After playing the recently released Kinect demo for Marvel Avengers: Battle for Earth, my expectations for Marvel video games were lowered quite a bit. So when I went to New York Comic Con for a hands-on demo of their new action-MMO, Marvel Heroes, I went in blind, assuming it was going to be another poorly licensed product. Boy, was I wrong.
Marvel Heroes is like Diablo turned into a free-to-play MMO. That name-drop isn't for nothing either. This game is being developed by Gazillion Entertainment, whose president, David Brevik, famously helped develop both Diablo and Diablo 2. Marvel Heroes wears that pedigree on its sleeve, combining a tried and true loot fest with a massively multiplayer model.
Players choose from one of 27 different Marvel heroes, each with a variety of unique powers. Brevik, who sat in during the demo, considers each of the heroes a character class unto themselves. While it seemed that they could be grouped into archetypes (flying, ranged, etc.), characters like The Hulk displayed the variety the game offers. He could lift and toss objects in the environment and leap to any point on the screen with a sort of teleport/ground-pound.
There are no limits on the number of new heroes Gazillion can add to Marvel Heroes either. Not only do they have full access to every Marvel character, but they even have a Marvel writer bringing his talents to the project. Brian Michael Bendis, a writer whose work in the Marvel universe is some of its best, has crafted the basic plot of the game and is overseeing all of the game's writing.
In terms of basic gameplay, Marvel Heroes falls into the mouse-click heavy territory of games like Diablo and Torchlight, with additional powers set to key-bindings.
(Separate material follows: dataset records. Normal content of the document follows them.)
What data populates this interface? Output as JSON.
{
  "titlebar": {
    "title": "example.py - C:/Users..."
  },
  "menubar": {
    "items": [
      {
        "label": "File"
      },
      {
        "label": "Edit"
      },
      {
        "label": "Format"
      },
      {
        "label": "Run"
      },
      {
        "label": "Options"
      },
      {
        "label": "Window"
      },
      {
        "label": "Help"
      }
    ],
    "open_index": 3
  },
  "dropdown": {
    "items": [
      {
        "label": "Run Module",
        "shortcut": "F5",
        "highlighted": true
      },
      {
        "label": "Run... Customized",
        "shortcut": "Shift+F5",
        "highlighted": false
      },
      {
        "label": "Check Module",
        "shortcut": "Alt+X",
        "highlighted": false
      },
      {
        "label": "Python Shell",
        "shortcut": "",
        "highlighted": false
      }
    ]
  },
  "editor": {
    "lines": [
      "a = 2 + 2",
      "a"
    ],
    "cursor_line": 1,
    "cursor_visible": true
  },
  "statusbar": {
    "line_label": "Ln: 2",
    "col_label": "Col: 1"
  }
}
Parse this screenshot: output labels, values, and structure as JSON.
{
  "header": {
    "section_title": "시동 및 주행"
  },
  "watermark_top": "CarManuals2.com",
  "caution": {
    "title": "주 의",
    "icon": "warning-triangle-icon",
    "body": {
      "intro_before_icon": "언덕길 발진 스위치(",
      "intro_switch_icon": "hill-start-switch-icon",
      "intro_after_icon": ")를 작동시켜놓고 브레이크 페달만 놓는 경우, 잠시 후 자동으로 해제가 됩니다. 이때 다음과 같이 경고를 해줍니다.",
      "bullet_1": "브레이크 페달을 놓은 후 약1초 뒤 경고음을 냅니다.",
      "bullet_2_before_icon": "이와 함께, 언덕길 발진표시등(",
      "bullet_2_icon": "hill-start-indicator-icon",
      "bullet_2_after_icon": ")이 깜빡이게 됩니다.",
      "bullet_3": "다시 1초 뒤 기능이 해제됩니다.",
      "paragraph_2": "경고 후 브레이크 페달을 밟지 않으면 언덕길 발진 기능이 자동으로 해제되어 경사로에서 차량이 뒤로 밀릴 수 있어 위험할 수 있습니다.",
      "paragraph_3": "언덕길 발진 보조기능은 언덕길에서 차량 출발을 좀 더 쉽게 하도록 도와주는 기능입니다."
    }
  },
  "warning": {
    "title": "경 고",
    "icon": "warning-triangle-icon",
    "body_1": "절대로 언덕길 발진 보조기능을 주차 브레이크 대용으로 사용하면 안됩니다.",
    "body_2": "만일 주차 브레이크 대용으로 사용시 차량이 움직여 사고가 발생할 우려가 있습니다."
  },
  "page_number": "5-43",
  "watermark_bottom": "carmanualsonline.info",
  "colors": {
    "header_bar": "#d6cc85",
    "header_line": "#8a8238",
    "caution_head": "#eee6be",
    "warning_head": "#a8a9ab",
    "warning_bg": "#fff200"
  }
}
Players will collect colored loot in the form of new costume pieces that add buffs and differentiate your version of Wolverine from the rest of the pack. As they level up, players can spend their points on new abilities or improving existing ones.
It may sound run-of-the-mill, but the ARPG trappings are aided by the game's ambitions elsewhere. After all, this is an MMO too, a social aspect that neither Diablo 3 nor Torchlight 2 can offer. For some, it will make Marvel Heroes really hard to put down. After all, why stop playing an addicting loot fest when there are sure to be thousands of potential friends to play with. Brevik told me their current build of the game featured instanced zones where you could bring groups of up to five players, but assured me that the number could easily increase before release.
Those whose only exposure to Marvel is in movies like The Avengers may find characters like Rocket Raccoon and Squirrel Girl baffling, but will still find some familiar faces and situations to enjoy. In the brief demo I played, I ran around as Iron Man on a mission to recover the Cosmic Cube (a.k.a. The Tesseract) from Dr. Doom. The coincidences to The Avengers movie plot, Brevik assured me, were completely unintentional; more of a happy accident than a conscious decision.
Marvel Heroes is currently in a closed Beta, with no release date at this time. Still, this free-to-play MMO is one to look out for. Let me put it this way: If the words "free," "Diablo-esque," "Marvel," and "MMO" combine to form liquid-hot awesome in your mind, you're probably going to want to check out Marvel Heroes. Putting it another way, I don't even really play MMOs or Diablo-style games, and I'll be getting my hands on this one as soon as it's available.